== Data for review

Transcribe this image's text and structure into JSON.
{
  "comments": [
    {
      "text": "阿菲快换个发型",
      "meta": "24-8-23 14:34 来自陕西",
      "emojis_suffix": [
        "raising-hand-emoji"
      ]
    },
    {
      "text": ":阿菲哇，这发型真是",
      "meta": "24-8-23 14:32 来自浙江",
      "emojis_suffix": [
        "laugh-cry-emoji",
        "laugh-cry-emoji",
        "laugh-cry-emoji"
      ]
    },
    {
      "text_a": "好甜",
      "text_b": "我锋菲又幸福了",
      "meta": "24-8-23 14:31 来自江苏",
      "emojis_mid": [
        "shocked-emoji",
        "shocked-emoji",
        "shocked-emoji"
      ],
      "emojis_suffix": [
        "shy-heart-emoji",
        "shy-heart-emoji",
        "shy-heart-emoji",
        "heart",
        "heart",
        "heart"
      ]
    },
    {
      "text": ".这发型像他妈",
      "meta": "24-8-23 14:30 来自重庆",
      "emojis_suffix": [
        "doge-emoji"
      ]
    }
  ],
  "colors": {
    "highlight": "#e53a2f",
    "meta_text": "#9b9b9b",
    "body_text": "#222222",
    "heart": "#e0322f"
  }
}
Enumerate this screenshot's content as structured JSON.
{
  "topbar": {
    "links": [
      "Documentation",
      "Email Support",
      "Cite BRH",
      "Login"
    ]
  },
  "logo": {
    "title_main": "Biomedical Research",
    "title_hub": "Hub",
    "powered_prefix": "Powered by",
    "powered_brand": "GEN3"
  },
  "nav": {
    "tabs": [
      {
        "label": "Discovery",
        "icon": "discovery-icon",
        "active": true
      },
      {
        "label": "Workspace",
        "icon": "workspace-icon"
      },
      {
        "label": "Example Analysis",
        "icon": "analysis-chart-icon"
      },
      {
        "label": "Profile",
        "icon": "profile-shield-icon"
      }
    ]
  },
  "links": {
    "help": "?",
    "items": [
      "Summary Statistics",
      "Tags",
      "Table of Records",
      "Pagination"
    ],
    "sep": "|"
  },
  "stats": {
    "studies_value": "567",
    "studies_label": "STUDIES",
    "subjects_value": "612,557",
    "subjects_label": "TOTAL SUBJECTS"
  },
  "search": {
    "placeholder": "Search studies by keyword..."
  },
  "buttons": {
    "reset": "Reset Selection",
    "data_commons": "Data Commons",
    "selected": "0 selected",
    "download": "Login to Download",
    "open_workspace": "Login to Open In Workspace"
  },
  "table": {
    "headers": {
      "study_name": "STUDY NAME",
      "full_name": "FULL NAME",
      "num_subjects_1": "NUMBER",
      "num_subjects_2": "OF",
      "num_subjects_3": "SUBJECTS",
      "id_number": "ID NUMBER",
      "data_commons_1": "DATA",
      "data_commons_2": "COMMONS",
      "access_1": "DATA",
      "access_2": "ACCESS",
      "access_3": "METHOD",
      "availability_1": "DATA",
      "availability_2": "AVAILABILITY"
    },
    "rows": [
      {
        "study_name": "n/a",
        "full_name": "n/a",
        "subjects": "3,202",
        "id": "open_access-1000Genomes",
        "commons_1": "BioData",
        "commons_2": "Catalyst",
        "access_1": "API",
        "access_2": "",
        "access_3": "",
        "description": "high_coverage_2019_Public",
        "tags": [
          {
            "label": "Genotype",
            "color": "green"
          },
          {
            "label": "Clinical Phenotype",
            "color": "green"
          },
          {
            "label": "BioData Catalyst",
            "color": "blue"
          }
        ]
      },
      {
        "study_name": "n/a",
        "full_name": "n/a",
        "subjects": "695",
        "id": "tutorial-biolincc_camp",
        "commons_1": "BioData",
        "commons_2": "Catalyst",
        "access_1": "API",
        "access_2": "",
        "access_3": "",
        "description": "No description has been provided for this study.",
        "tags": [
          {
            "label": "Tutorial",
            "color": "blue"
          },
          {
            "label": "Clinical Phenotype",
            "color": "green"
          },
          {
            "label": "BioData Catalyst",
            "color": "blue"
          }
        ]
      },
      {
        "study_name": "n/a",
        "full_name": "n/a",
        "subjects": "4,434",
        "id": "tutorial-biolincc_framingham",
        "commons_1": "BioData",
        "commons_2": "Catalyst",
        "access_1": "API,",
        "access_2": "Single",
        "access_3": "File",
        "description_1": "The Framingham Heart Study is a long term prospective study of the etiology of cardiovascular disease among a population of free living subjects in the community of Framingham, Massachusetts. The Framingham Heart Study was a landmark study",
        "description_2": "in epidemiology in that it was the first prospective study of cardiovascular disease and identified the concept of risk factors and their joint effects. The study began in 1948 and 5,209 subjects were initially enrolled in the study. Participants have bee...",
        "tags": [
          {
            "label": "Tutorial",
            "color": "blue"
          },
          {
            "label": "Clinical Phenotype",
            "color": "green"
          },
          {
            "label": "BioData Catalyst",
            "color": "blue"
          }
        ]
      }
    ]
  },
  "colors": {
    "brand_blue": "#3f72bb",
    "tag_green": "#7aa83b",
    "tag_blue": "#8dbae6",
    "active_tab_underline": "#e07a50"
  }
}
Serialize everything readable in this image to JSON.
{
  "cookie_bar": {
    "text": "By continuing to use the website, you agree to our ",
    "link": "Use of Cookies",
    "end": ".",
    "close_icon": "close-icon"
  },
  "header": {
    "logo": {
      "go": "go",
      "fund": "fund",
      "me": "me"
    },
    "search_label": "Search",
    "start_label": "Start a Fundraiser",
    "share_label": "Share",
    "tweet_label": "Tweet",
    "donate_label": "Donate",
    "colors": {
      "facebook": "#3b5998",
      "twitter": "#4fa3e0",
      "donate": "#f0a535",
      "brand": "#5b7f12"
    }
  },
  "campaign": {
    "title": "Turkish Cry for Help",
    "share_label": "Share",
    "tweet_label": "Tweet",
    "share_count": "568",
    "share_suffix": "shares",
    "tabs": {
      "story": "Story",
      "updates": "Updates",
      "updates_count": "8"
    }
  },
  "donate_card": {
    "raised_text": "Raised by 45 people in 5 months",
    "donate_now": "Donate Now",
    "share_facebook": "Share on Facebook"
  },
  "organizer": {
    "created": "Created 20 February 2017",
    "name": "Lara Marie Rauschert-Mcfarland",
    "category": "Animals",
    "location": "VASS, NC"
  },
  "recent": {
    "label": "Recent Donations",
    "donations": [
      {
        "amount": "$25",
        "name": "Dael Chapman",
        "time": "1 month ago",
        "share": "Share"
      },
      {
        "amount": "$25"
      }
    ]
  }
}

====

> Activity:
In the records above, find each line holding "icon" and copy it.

> Answer space:
        "icon": "discovery-icon",
        "icon": "workspace-icon"
        "icon": "analysis-chart-icon"
        "icon": "profile-shield-icon"
    "close_icon": "close-icon"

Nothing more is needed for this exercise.